Book Review – Red Seas, Red Skies by Scott Lynch
Publisher: Gollancz / 488p / £18.99 (Hardback) – £12.99 (Paperback)
Rating: * * * 1/2
Having your first novel declared as the official Next Big Thing™ to hit the shelves isn’t always a good thing– but in 2006, Scott Lynch’s debut fantasy The Lies of Locke Lamora came pretty damn close to living up to the hype. A rollicking blend of heroic fantasy and crime caper, it served up plenty of thrills, intrigue and action, as well as giving us a uniquely flawed hero in the form of the titular con artist, trickster and all-round cunning swine. Now, it’s time for the second helping of the Gentleman Bastard sequence, and Lynch has upped the ante by sending his land-loving protagonist out on the high seas to buckle swashes and hoist the mainbrace.
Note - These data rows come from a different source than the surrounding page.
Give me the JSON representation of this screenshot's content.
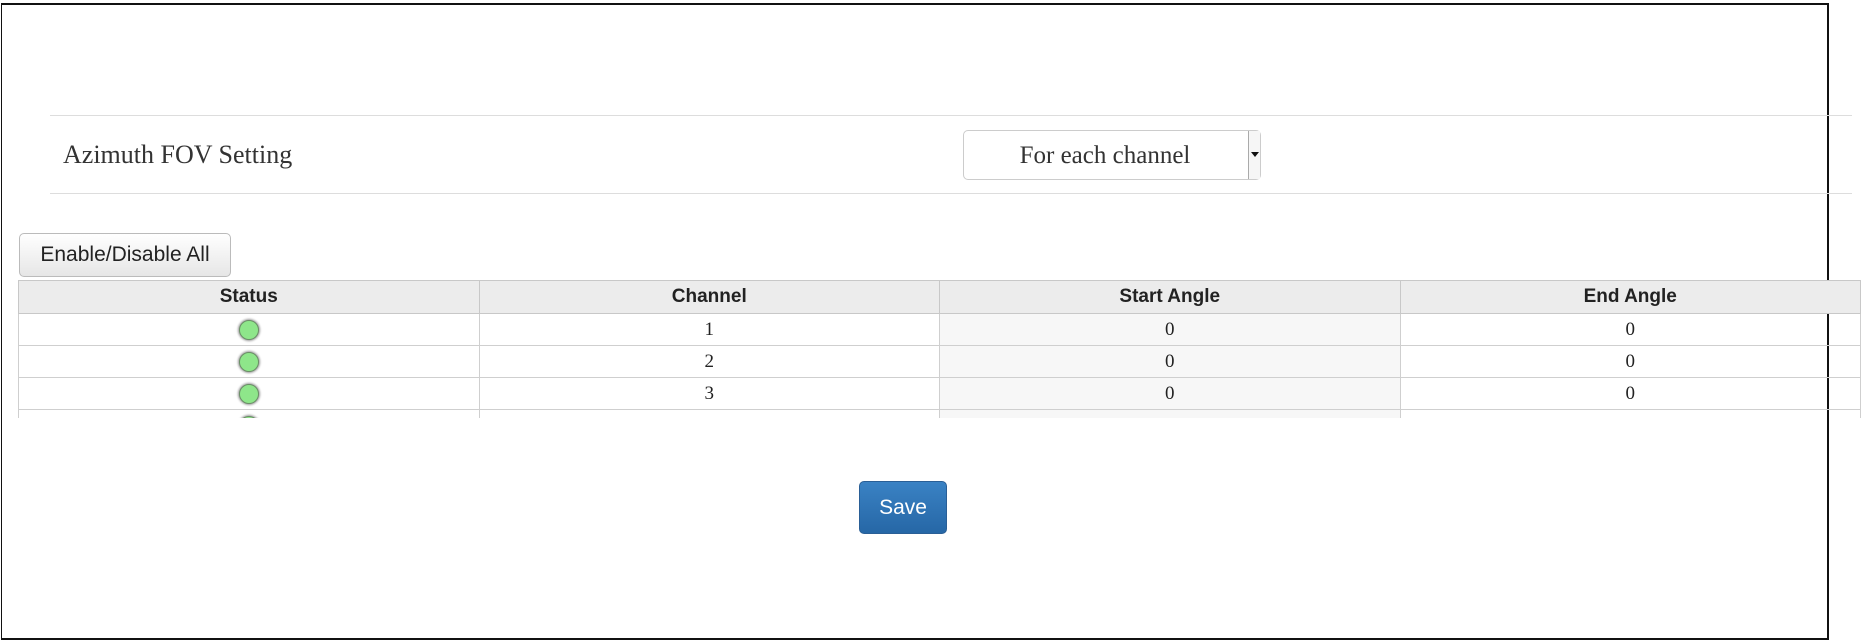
{
  "setting": {
    "label": "Azimuth FOV Setting",
    "select_value": "For each channel"
  },
  "toolbar": {
    "toggle_all_label": "Enable/Disable All"
  },
  "table": {
    "headers": [
      "Status",
      "Channel",
      "Start Angle",
      "End Angle"
    ],
    "rows": [
      {
        "status": "enabled",
        "channel": "1",
        "start": "0",
        "end": "0"
      },
      {
        "status": "enabled",
        "channel": "2",
        "start": "0",
        "end": "0"
      },
      {
        "status": "enabled",
        "channel": "3",
        "start": "0",
        "end": "0"
      },
      {
        "status": "enabled",
        "channel": "",
        "start": "",
        "end": ""
      }
    ]
  },
  "footer": {
    "save_label": "Save"
  },
  "colors": {
    "status_enabled": "#8ee68a",
    "save_button": "#2f74b5"
  }
}
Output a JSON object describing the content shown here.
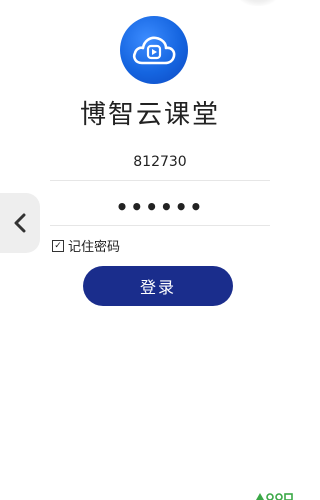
{
  "app": {
    "title": "博智云课堂"
  },
  "login": {
    "account_value": "812730",
    "password_masked": "••••••",
    "remember_label": "记住密码",
    "remember_checked": true,
    "login_button_label": "登录"
  },
  "colors": {
    "primary": "#1a2d8c",
    "logo_blue": "#1565e0",
    "watermark_green": "#3aa846"
  },
  "icons": {
    "logo": "cloud-play-logo-icon",
    "back": "chevron-left-icon",
    "watermark": "brand-watermark-icon"
  }
}
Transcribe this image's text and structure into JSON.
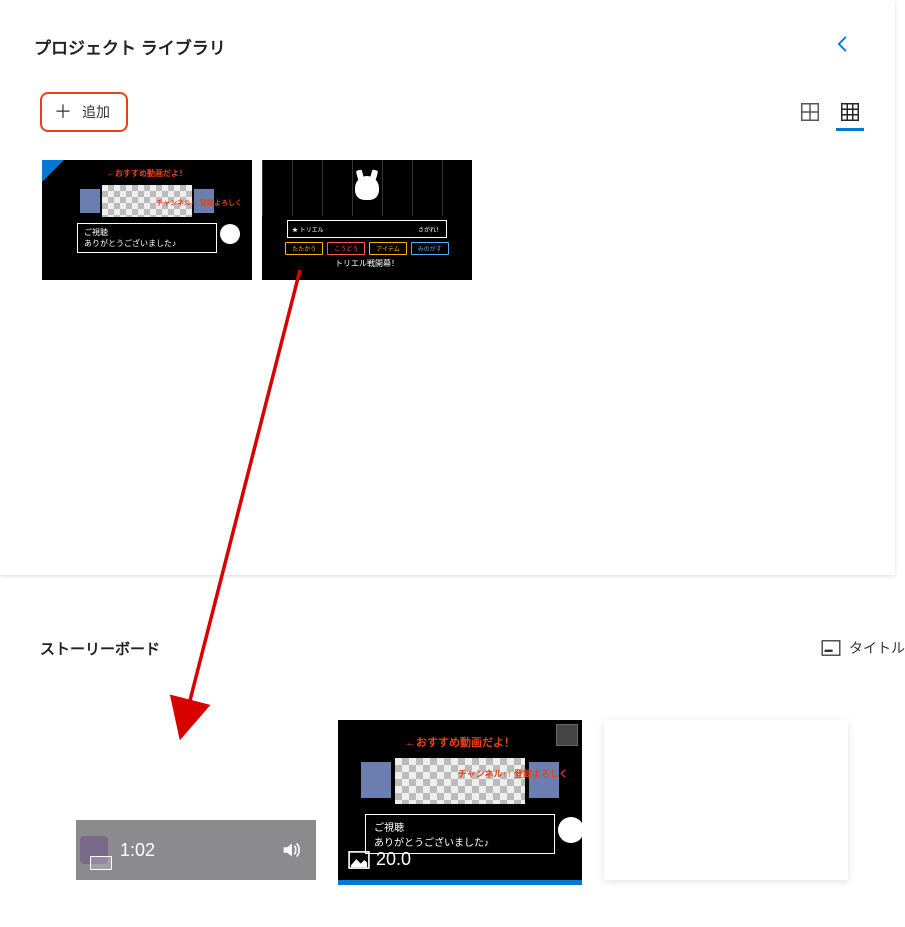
{
  "library": {
    "title": "プロジェクト ライブラリ",
    "add_label": "追加",
    "items": [
      {
        "red_top": "←おすすめ動画だよ！",
        "side_red": "チャンネル↑↑\n登録よろしく",
        "textbox_line1": "ご視聴",
        "textbox_line2": "ありがとうございました♪"
      },
      {
        "ui_left": "★ トリエル",
        "ui_right": "さがれ！",
        "btn1": "たたかう",
        "btn2": "こうどう",
        "btn3": "アイテム",
        "btn4": "みのがす",
        "caption": "トリエル戦開幕！"
      }
    ]
  },
  "storyboard": {
    "title": "ストーリーボード",
    "title_card_label": "タイトル",
    "placeholder_duration": "1:02",
    "selected_clip": {
      "red_top": "←おすすめ動画だよ！",
      "side_red": "チャンネル↑↑\n登録よろしく",
      "textbox_line1": "ご視聴",
      "textbox_line2": "ありがとうございました♪",
      "duration": "20.0"
    }
  }
}
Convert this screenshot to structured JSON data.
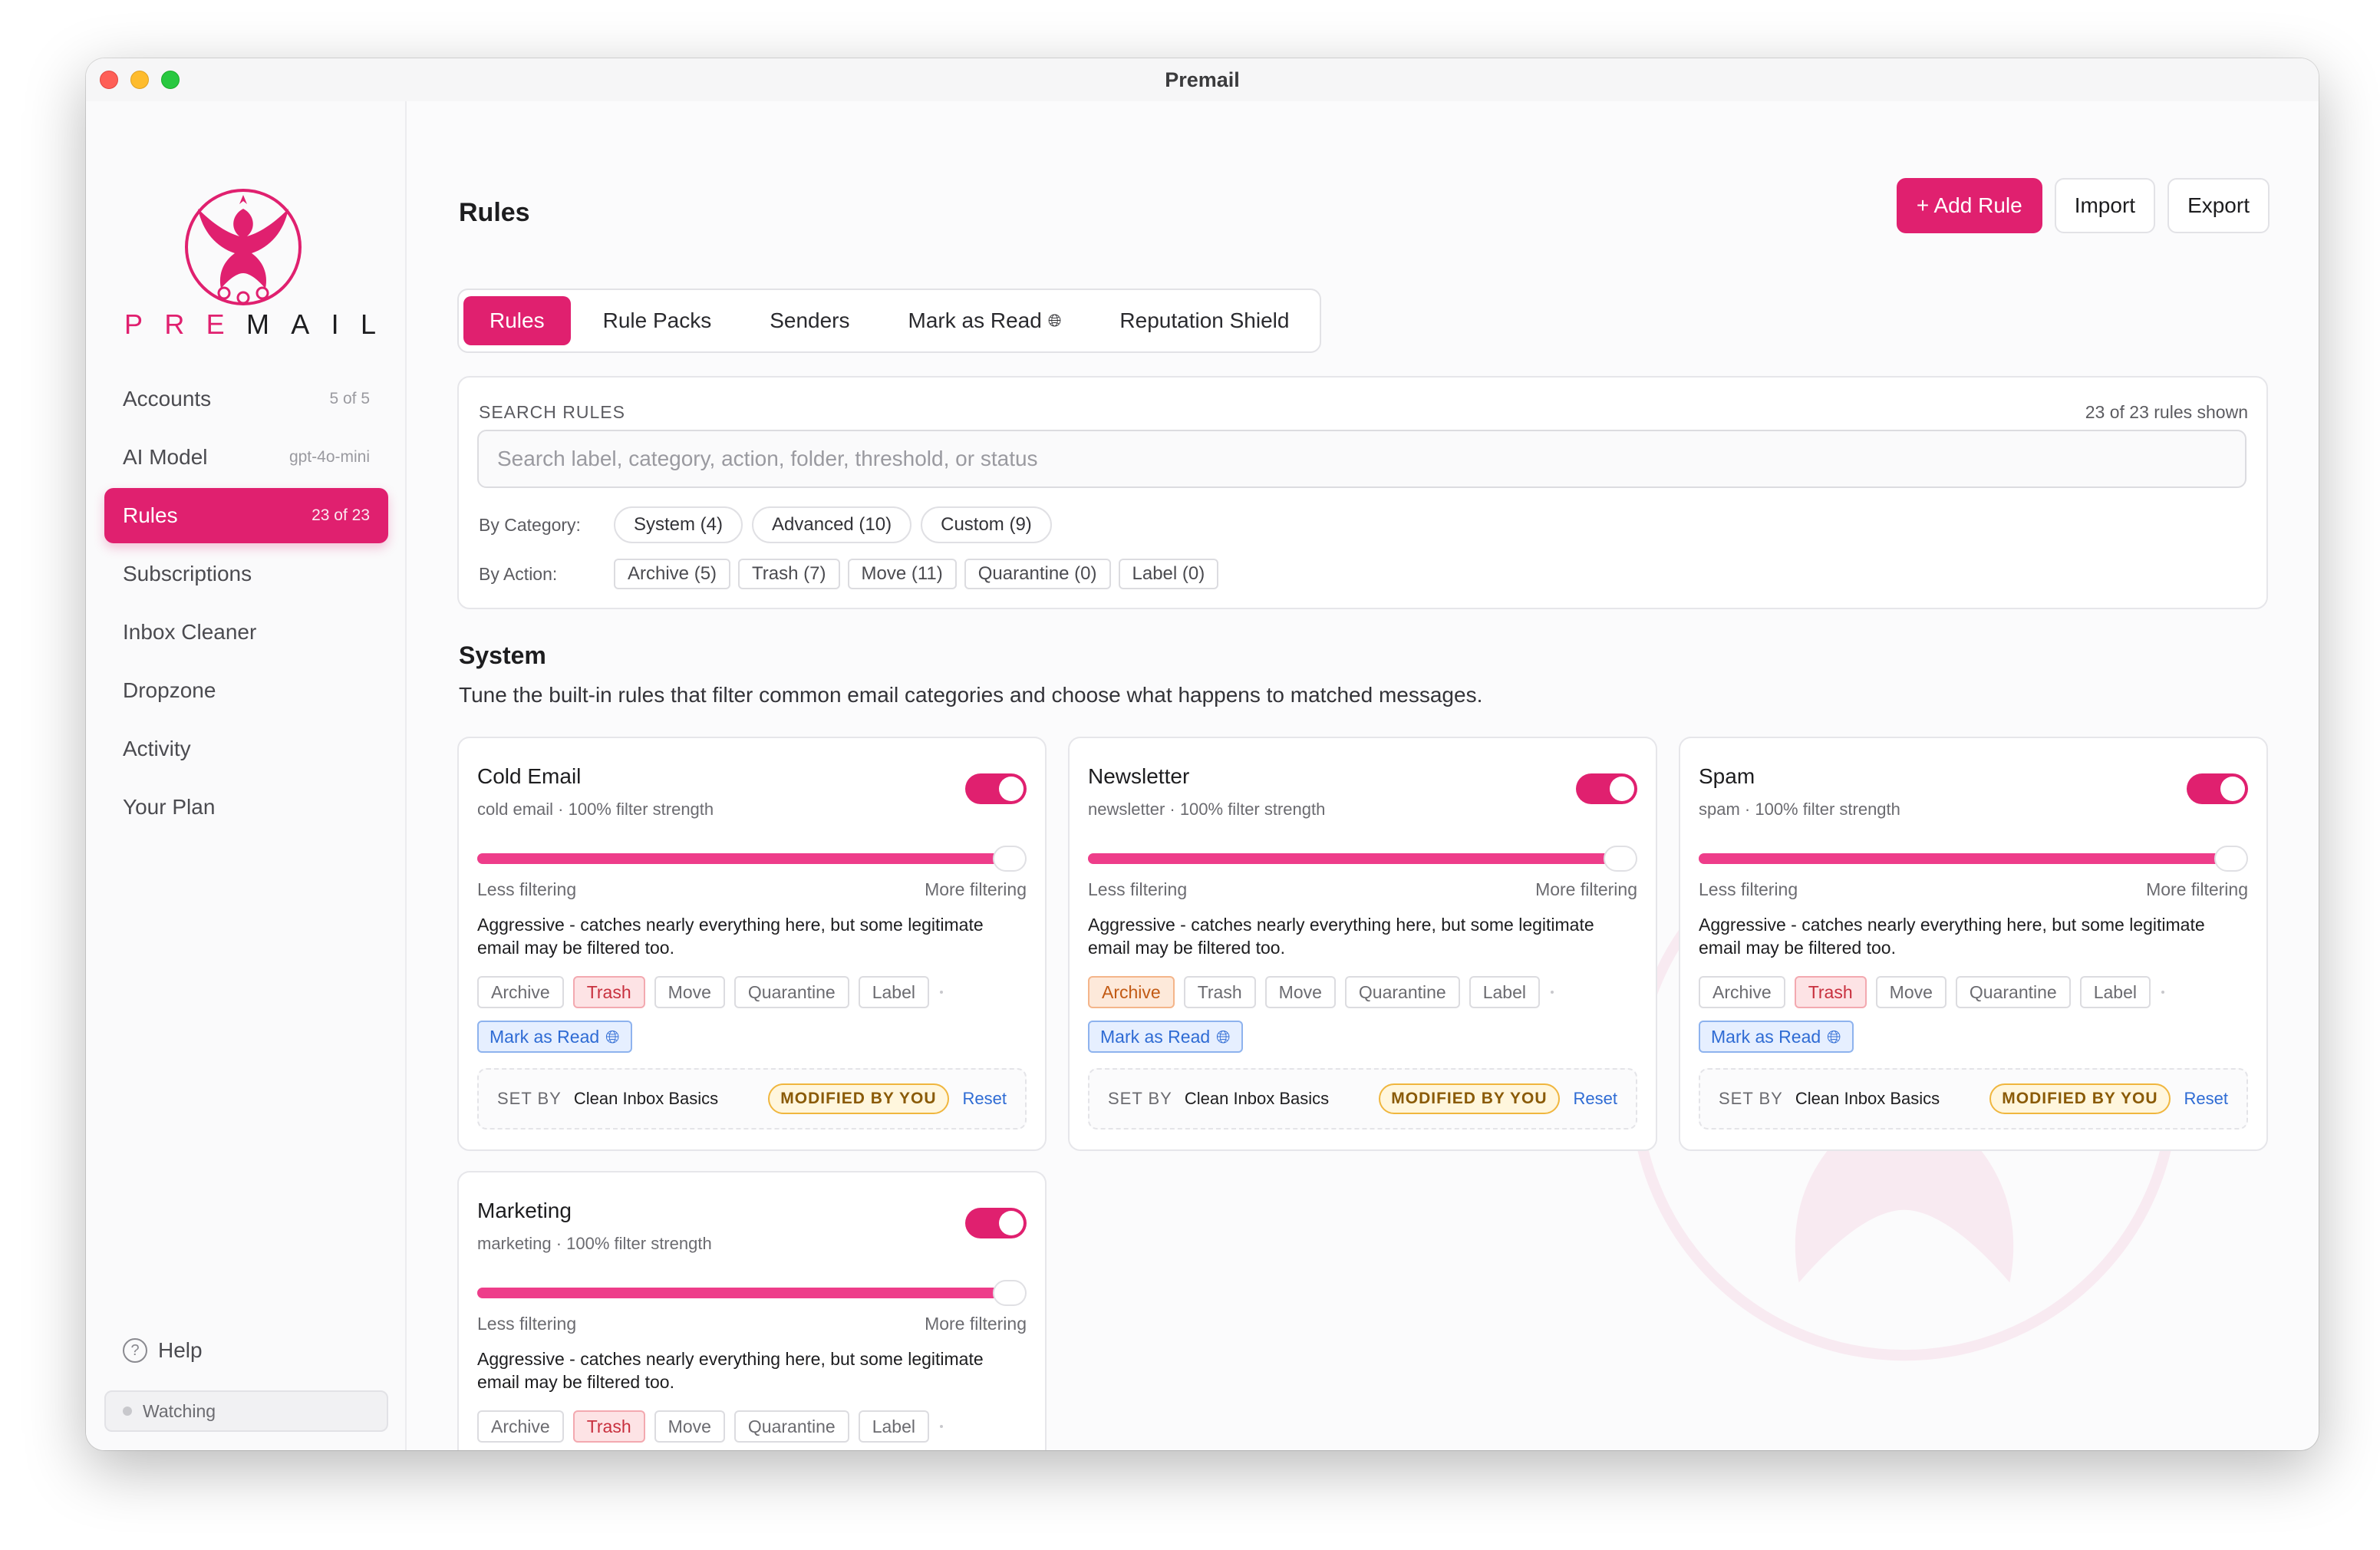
{
  "window": {
    "title": "Premail"
  },
  "brand": {
    "letters": [
      "P",
      "R",
      "E",
      "M",
      "A",
      "I",
      "L"
    ]
  },
  "sidebar": {
    "items": [
      {
        "label": "Accounts",
        "meta": "5 of 5"
      },
      {
        "label": "AI Model",
        "meta": "gpt-4o-mini"
      },
      {
        "label": "Rules",
        "meta": "23 of 23",
        "active": true
      },
      {
        "label": "Subscriptions",
        "meta": ""
      },
      {
        "label": "Inbox Cleaner",
        "meta": ""
      },
      {
        "label": "Dropzone",
        "meta": ""
      },
      {
        "label": "Activity",
        "meta": ""
      },
      {
        "label": "Your Plan",
        "meta": ""
      }
    ],
    "help_label": "Help",
    "status_label": "Watching"
  },
  "header": {
    "title": "Rules",
    "add_label": "+ Add Rule",
    "import_label": "Import",
    "export_label": "Export"
  },
  "tabs": [
    {
      "label": "Rules",
      "active": true
    },
    {
      "label": "Rule Packs"
    },
    {
      "label": "Senders"
    },
    {
      "label": "Mark as Read",
      "icon": "globe-icon"
    },
    {
      "label": "Reputation Shield"
    }
  ],
  "search": {
    "label": "SEARCH RULES",
    "count": "23 of 23 rules shown",
    "placeholder": "Search label, category, action, folder, threshold, or status",
    "category_label": "By Category:",
    "categories": [
      "System (4)",
      "Advanced (10)",
      "Custom (9)"
    ],
    "action_label": "By Action:",
    "actions": [
      "Archive (5)",
      "Trash (7)",
      "Move (11)",
      "Quarantine (0)",
      "Label (0)"
    ]
  },
  "section": {
    "title": "System",
    "description": "Tune the built-in rules that filter common email categories and choose what happens to matched messages."
  },
  "labels": {
    "less": "Less filtering",
    "more": "More filtering",
    "set_by": "SET BY",
    "modified": "MODIFIED BY YOU",
    "reset": "Reset",
    "mark_read": "Mark as Read",
    "actions": [
      "Archive",
      "Trash",
      "Move",
      "Quarantine",
      "Label"
    ]
  },
  "accent": "#e0206f",
  "cards": [
    {
      "title": "Cold Email",
      "subtitle": "cold email · 100% filter strength",
      "strength": 1.0,
      "enabled": true,
      "description": "Aggressive - catches nearly everything here, but some legitimate email may be filtered too.",
      "selected_action": "Trash",
      "set_by": "Clean Inbox Basics"
    },
    {
      "title": "Newsletter",
      "subtitle": "newsletter · 100% filter strength",
      "strength": 1.0,
      "enabled": true,
      "description": "Aggressive - catches nearly everything here, but some legitimate email may be filtered too.",
      "selected_action": "Archive",
      "set_by": "Clean Inbox Basics"
    },
    {
      "title": "Spam",
      "subtitle": "spam · 100% filter strength",
      "strength": 1.0,
      "enabled": true,
      "description": "Aggressive - catches nearly everything here, but some legitimate email may be filtered too.",
      "selected_action": "Trash",
      "set_by": "Clean Inbox Basics"
    },
    {
      "title": "Marketing",
      "subtitle": "marketing · 100% filter strength",
      "strength": 1.0,
      "enabled": true,
      "description": "Aggressive - catches nearly everything here, but some legitimate email may be filtered too.",
      "selected_action": "Trash",
      "set_by": ""
    }
  ]
}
Red Seas Under Red Skies picks up two years after book one, with Locke and fellow ‘Gentleman Bastard’ Jean Tannen having fled some deadly trouble in their home city of Camorr. Heavily immersed in a lengthy con to swindle money out of the Sinspire, the biggest and best-guarded gambling house in the city-state of Tal Verrar, the situation is already dangerous enough for them when, thanks to some vengeful magicians, they’re put under the power of Tal Verrar’s military leader Stragos. He’s a man with political problems, who could really do with a convenient explosion of maritime piracy to distract from his power games, and Locke and Jean are given two choices:– either head out to sea and raise a Pirate rebellion so it can be crushed, or die from a slow-acting poison to which only Stragos has the antidote.
Doing their best to masquerade as masters of the seas, our two heroes swiftly end up neck-deep in trouble as a result, and once the story leaves dry land, the pace barely flags. Lynch’s colourful, energetic prose paints the world aboard ship with vivid colours, and there’s a whole series of well-drawn and memorable characters for Locke and Jean to either battle or join forces with. Balancing thrilling action sequences with the harsh realities of violence and its aftermath, it’s the kind of witty romp that reminds you exactly how much fun heroic fantasy is supposed to be– which means it’s a shame that the book’s central plot ends up in such a jumble.
Spending too long setting up the action, it’s almost as if Lynch set out to tell one story and then changed his mind halfway through. A massive amount of plot goes by before the possibility of Locke and Jean becoming pirates is even mentioned, and while the resulting ocean-bound action is ferocious fun, it also leaves the book’s flashback-heavy opening third looking a little flat by comparison. Add in a couple of narrative red herrings and a somewhat rushed climax, and you’ve got a novel that’s packed to the brim with memorable set-pieces, yet never quite hangs together into a coherent whole.
Thankfully, while the storytelling may be flawed, there’s still plenty of rip-roaring entertainment to be found, and the rambunctious friendship between Locke and Jean is fast turning into one of the most engaging pairings in epic fantasy. No problem is too large for them to find some way of lying, cheating or stealing their way out of it, and the resulting rich blend of fantasy action and sharp dialogue wisely steers clear of the po-faced seriousness that torpedoes so many sword-and-sorcery epics. Lynch may not have bested the turbo-charged, page-turning heights of his debut, but Red Seas Under Red Skies is still a huge amount of fun, and the rakish form of Locke Lamora looks likely to be haunting fantasy bookshelves for many years to come.
The character of Locke Lamora actually originated in mid-2000 as a space age con-artist named Locke, who was played by Scott Lynch during several sessions of a friend’s Star Wars roleplaying game.